That led to the question, “What purpose then does the Law serve?” (Gal. 3.19).
From that point Paul explains that the Ten Commandments were designed to govern us until the coming of Christ. The Law “was our tutor to bring us to Christ” (Gal. 3.24).
What happened after Christ came? If you keep reading Paul writes, “But after faith has come, we are no longer under a tutor” (Gal. 3.25). Since Christ has come, we are no longer bound to the Law of Moses and the Ten Commandments. They have done their job.
So why do we keep the Ten Commandments today? We don’t.
Do you work on Saturday? If we were still under the Ten Commandments, then those who work on Saturday would be in violation of the fourth commandment.
Today, we do not follow the Law of Moses. We follow the Law of Christ (Gal. 6.2). You might find it interesting that every commandment that you find in the Ten Commandments is repeated in the Law of Christ.
These are not sins because they violate the Ten Commandments. These are sins because they violate the Law of Christ.
There is one exception. One of the Ten Commandments is not repeated in the Law of Christ. There is no commandment in reference to keeping the Sabbath.
The Ten Commandments were only in place temporarily until Christ came and implemented His law (Heb. 8.13).
There is a fascinating question that is asked of Jesus. A Pharisee came to Jesus and asked Him, “What is the greatest commandment?” (Matt. 22.35).
Watch how Jesus answered: “You shall love the LORD your God with all your heart, with all your soul, and with all your mind. This is the first and great commandment. And the second is like it: ‘You shall love your neighbor as yourself'" (Matt. 22.37-39).
Jesus answered by saying that we are to love God with every fiber of our being. And we are to love our neighbor. Of all the commandments, they can be summed up with one word: Love!
What is fascinating is what Jesus then said in reference to the greatest commandments.
Matthew 22.40: “On these two commandments hang all the Law and the Prophets.”
Everything that we read about in the Law of Moses including the Ten Commandments were put in place to encourage us to love. They show us how to love God and how to love our neighbor.
If you study the Ten Commandment carefully, you will find that they can be divided into two sections.
How do you show God how much you love Him? You show your love for God by respecting His name. You show your love for God by not giving your attention to other gods. Do you put money before God? Do you pursue money more than you pursue spiritual attributes?
How do you show your neighbor how much you love him? Do you mistreat him? Do you steal from him? Do you covet? Do you look at the nice house and nice car and wish you had what he had? Do you despise those who are doing better than you, or are you happy for them?
The apostle Paul put it this way in Romans 13:8-10…

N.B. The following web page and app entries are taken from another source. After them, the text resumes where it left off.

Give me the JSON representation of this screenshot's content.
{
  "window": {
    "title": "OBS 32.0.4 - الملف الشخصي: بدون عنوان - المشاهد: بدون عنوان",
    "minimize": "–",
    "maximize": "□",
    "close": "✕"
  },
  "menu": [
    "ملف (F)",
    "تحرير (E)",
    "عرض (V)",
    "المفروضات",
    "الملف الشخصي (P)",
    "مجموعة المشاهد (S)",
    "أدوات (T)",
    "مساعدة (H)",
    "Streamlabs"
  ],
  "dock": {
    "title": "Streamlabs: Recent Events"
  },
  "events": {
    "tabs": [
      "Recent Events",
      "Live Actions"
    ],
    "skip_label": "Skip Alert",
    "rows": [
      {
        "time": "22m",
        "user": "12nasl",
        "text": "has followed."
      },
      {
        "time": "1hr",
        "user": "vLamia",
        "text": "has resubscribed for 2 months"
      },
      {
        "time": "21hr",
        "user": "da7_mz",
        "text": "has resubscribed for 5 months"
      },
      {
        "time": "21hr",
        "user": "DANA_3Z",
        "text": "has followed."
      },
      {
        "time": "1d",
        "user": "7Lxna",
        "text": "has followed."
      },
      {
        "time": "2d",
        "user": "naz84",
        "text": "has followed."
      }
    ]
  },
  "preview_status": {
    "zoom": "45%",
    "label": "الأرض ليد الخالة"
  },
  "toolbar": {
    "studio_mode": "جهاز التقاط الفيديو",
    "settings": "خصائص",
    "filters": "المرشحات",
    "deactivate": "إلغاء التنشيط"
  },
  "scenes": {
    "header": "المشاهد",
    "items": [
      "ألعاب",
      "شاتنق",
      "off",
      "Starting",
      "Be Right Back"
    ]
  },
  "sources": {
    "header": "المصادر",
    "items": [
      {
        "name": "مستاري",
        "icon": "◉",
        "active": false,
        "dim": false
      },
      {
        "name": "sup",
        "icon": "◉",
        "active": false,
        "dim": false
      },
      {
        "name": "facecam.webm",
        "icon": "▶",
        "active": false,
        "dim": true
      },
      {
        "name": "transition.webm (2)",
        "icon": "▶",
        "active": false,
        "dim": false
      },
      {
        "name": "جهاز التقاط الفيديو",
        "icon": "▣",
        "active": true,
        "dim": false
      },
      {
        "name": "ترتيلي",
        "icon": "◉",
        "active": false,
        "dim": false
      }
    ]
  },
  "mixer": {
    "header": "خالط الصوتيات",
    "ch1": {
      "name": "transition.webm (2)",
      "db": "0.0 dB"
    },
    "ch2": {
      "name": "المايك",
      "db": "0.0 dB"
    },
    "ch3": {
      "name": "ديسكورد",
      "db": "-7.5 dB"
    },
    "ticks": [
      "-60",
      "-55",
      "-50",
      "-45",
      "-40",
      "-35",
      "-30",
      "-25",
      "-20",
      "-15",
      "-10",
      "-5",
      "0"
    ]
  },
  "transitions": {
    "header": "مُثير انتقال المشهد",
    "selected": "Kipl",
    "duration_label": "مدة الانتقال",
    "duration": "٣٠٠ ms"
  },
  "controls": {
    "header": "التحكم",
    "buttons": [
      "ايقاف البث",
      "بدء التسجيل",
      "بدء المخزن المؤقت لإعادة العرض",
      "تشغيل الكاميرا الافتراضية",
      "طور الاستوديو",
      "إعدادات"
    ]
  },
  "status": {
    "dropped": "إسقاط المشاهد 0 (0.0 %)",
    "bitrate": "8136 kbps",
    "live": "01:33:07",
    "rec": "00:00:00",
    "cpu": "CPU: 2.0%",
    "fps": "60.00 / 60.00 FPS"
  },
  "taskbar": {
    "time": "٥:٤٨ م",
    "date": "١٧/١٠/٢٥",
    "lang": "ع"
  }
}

"Owe no one anything except to love one another, for he who loves another has fulfilled the law. For the commandments, “You shall not commit adultery,” “You shall not murder,” “You shall not steal,” “You shall not bear false witness,” “You shall not covet,” and if there is any other commandment, are all summed up in this saying, namely, “You shall love your neighbor as yourself.” Love does no harm to a neighbor; therefore love is the fulfillment of the law."
The Ten Commandments in the Bible were written to the nation of ancient Israel to govern them until Jesus came and instituted His Law. The Law of Christ is still a law of love. If you truly love God and truly love your neighbor, then you are on your way to living the kind of life that God wants you to live.